I’d like to think that I adjust to changing circumstances and do what I can to act instead of feel. See, the pessimist feels badly about the wind, while the optimist tries to feel ok with it. The realist doesn’t appear to feel, but actually acts by way of adjusting sails that will harness the wind’s energy for an advantageous purpose. In teaching and writing, I take what most consider a crappy circumstance, Addiction, and try to make it a teaching opportunity.
In my studies and work in the addiction field, I’ve come to see that there is ample material in many aspects of it that can be useful. For example, I’ve come to see that a sense of purpose is necessary for anyone to gain some level of recovery. If there’s no purpose to a life, then it almost can appear better to remain caught in Addiction’s grasp. Also, I’ve learned that there’s a reality to the “zombie apocalypse:” Affinity for and from Addiction creates a whole culture of people whose sole waking objective is to acquire and use their substance or process that’s at the center of their addiction. Really, I don’t like zombie movies, but when I’ve come across one, I can’t help but be reminded of the camps of people in Puerto Rico who group together in pursuit of crack and/or heroin. They look just like the zombie groups shown on Walking Dead.
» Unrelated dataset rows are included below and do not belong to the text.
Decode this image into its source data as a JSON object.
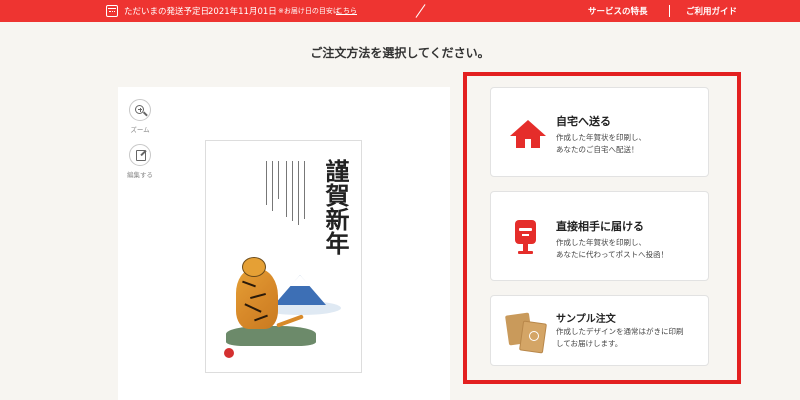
{
  "topbar": {
    "ship_label": "ただいまの発送予定日",
    "ship_date": "2021年11月01日",
    "note": "※お届け日の目安は",
    "note_link": "こちら",
    "nav_features": "サービスの特長",
    "nav_guide": "ご利用ガイド"
  },
  "page_title": "ご注文方法を選択してください。",
  "preview": {
    "zoom_label": "ズーム",
    "edit_label": "編集する",
    "card_title": "謹賀新年"
  },
  "options": [
    {
      "title": "自宅へ送る",
      "desc": "作成した年賀状を印刷し、\nあなたのご自宅へ配送！",
      "icon": "house-icon"
    },
    {
      "title": "直接相手に届ける",
      "desc": "作成した年賀状を印刷し、\nあなたに代わってポストへ投函！",
      "icon": "postbox-icon"
    },
    {
      "title": "サンプル注文",
      "desc": "作成したデザインを通常はがきに印刷\nしてお届けします。",
      "icon": "sample-cards-icon"
    }
  ],
  "colors": {
    "accent": "#ee3431",
    "frame": "#e32020",
    "background": "#f7f5f1"
  }
}
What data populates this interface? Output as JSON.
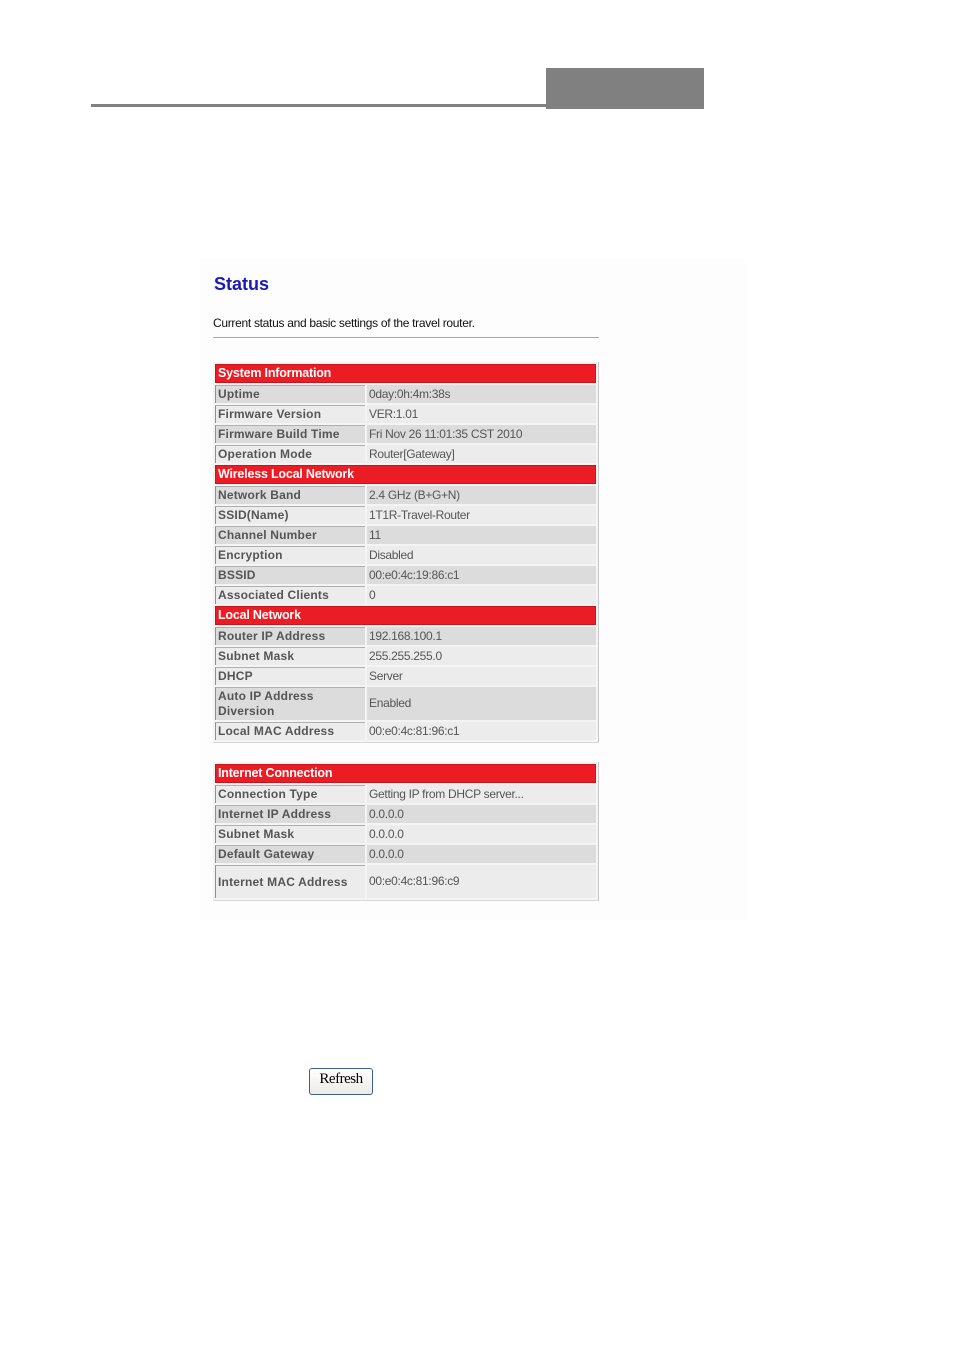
{
  "page": {
    "title": "Status",
    "description": "Current status and basic settings of the travel router.",
    "refresh_label": "Refresh"
  },
  "sections": [
    {
      "heading": "System Information",
      "rows": [
        {
          "label": "Uptime",
          "value": "0day:0h:4m:38s"
        },
        {
          "label": "Firmware Version",
          "value": "VER:1.01"
        },
        {
          "label": "Firmware Build Time",
          "value": "Fri Nov 26 11:01:35 CST 2010"
        },
        {
          "label": "Operation Mode",
          "value": "Router[Gateway]"
        }
      ]
    },
    {
      "heading": "Wireless Local Network",
      "rows": [
        {
          "label": "Network Band",
          "value": "2.4 GHz (B+G+N)"
        },
        {
          "label": "SSID(Name)",
          "value": "1T1R-Travel-Router"
        },
        {
          "label": "Channel Number",
          "value": "11"
        },
        {
          "label": "Encryption",
          "value": "Disabled"
        },
        {
          "label": "BSSID",
          "value": "00:e0:4c:19:86:c1"
        },
        {
          "label": "Associated Clients",
          "value": "0"
        }
      ]
    },
    {
      "heading": "Local Network",
      "rows": [
        {
          "label": "Router IP Address",
          "value": "192.168.100.1"
        },
        {
          "label": "Subnet Mask",
          "value": "255.255.255.0"
        },
        {
          "label": "DHCP",
          "value": "Server"
        },
        {
          "label": "Auto IP Address Diversion",
          "value": "Enabled"
        },
        {
          "label": "Local MAC Address",
          "value": "00:e0:4c:81:96:c1"
        }
      ]
    },
    {
      "heading": "Internet Connection",
      "rows": [
        {
          "label": "Connection Type",
          "value": "Getting IP from DHCP server..."
        },
        {
          "label": "Internet IP Address",
          "value": "0.0.0.0"
        },
        {
          "label": "Subnet Mask",
          "value": "0.0.0.0"
        },
        {
          "label": "Default Gateway",
          "value": "0.0.0.0"
        },
        {
          "label": "Internet MAC Address",
          "value": "00:e0:4c:81:96:c9"
        }
      ]
    }
  ],
  "colors": {
    "section_header": "#ec1c24",
    "title": "#1a1ab8",
    "header_bar": "#808080"
  }
}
Plus, studying Addiction has taught me (and reinforced the idea) that the need to believe in one’s capabilities is absolutely critical, not only to gaining recovery, but to having a healthy life, period. If a person does not believe him or herself capable of achieving any given goal, then that person is doomed to never even try.
So, before a realist can adjust the sails, he needs to believe that he can, not be handcuffed by feelings, and have a sense of purpose that his actions in adjusting the sails will be meaningful and valuable to him and his shipmates. Otherwise, he’ll just be another chronic feeler too atrophied to actually act…